This post was updated at 5:12 p.m. PST to fix an inconsistency in the spelling of Fede's name and clarify the filmmakers' contributions.
PARK CITY, Utah--It could be one of the quickest known ascents to fame for a filmmaking team.
Four months ago, Blake Edwards and Erin Fede met as new cubiclemates at a Charlotte, N.C.-based religious TV network. Today, they're here at the Sundance Film Festival with a short film Edwards directed and Fede wrote and acted in.
They took a different path to Park City than the 96 other filmmakers screening short films at the festival. They got here via YouTube, a site some associate more with crazy cat home videos than the work of future Scorseses.
Edwards and Fede are the winners of YouTube's Project: Direct, a short film competition now in its second year, in which the prize is a trip to Sundance. The contest this year called upon filmmakers to create shorts that in some way incorporate two props that represent the most memorable films in the Sundance Film Festival's 25 years. (Edwards and Fede chose a wedding dress and a soccer ball). The films also had to incorporate the iconic red phone associated with contest sponsor Moviefone.
A panel of Sundance programmers narrowed down the selection to 10, and then it was up to the YouTube community to choose the winners.
Edwards and Fede's ?Perfecto! was the grand prize winner, for which they got $2,500 in addition to the five-day stay here. Their film, which is about an international spy who finds love with a down-home country girl, is also screening at an official festival party for short filmmakers.
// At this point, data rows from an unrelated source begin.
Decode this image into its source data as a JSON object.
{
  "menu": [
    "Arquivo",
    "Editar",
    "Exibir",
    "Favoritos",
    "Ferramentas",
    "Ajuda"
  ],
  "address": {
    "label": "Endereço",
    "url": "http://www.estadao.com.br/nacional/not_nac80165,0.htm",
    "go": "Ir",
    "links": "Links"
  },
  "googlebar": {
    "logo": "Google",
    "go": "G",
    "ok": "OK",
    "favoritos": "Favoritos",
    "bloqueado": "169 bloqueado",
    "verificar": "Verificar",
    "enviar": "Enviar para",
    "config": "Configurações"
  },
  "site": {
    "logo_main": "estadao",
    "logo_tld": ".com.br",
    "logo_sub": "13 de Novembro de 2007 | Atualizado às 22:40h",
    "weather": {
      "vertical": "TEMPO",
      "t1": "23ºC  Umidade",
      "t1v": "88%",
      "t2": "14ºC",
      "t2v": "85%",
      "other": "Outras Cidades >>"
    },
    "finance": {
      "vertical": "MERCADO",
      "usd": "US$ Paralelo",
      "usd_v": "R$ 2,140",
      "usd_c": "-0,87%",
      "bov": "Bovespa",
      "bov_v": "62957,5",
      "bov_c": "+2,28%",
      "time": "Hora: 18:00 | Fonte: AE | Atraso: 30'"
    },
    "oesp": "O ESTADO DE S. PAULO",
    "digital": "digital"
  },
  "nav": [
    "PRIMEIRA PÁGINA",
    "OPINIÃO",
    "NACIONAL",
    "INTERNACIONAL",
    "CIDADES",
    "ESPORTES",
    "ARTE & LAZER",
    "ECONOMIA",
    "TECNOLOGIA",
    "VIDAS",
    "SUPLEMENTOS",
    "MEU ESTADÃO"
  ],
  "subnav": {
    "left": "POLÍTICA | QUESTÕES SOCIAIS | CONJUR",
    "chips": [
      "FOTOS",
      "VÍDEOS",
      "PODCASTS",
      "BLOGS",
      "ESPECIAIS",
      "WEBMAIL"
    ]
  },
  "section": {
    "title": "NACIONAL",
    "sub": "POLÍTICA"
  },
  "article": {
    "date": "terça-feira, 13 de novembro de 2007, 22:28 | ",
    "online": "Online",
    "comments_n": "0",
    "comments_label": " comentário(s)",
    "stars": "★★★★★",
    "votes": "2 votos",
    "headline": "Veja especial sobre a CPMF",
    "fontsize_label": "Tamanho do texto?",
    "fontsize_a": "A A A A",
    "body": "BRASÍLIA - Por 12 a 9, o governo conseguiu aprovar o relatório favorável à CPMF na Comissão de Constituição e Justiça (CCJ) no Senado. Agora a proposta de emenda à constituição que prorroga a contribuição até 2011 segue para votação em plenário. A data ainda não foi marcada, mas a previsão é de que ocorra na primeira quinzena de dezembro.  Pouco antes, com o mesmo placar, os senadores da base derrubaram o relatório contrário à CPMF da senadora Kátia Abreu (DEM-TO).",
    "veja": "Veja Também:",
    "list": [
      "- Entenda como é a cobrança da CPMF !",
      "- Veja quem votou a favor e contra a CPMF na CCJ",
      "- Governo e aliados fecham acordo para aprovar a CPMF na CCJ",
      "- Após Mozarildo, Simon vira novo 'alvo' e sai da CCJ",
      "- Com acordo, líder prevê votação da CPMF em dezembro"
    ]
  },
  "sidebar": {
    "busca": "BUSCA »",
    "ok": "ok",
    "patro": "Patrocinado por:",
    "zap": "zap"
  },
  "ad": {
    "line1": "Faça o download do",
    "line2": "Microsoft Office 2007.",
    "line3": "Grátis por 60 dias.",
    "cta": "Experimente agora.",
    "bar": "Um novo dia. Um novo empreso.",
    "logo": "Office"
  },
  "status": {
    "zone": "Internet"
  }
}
"It's great access for a filmmaker," said Sara Pollack, YouTube's product marketing manager for film. She added that the overall quality of submissions was better this year than last. Second place and $2,500 went to Ben Goldenberg and Jason Gossbee, of Toronto, for their film White Collar Criminals. Third place and $1,000 went to Avery Auer of Santa Monica, Calif., for her film, Good Deeds and the Damage Done. DVDs of all three films are being distributed to industry executives here.
Edwards and Fede, who both aspire to a career in film, are here along with their team of "collaborators," (aka Edward's talented housemates, who road-tripped in from Charlotte) and are excited for the chance to network with industry leaders.
Edwards said his attitude toward being here is similar to his attitude toward making the film to begin with. "We were given an opportunity and we can either do as little or as much with it as possible," he said. Making the most of opportunities as become a sort of mantra for the group, he added.
Fede actually came in second place last year with a Project:Direct film she wrote and acted in called Gone in a Flash. So when she heard about this year's contest, Fede, who works as a graphic designer, immediately went to Edwards, a video producer, to seek his partnership.
"We did it, from conception to submission, in one month," Edwards said. They tipped the hat to their collaborators and Fede appreciated Edwards' quizzing the main actors about their characters so that they would come off clearer and more developed.
"It really pushed us to understand our characters further," said Fede, who started fooling around with her dad's Beta camera at age 8.
One of the goals of the contest, Pollack said, is to discover hidden talent. And last year it succeeded in doing just that, she said. The daughter of last year's Brazilian winner, who starred in her mom's short, is now starring in one of the biggest Brazilian soap operas, Pollack said. Maybe we'll see Erin on Young and the Restless, Pollack said.
The following are the three winning shorts: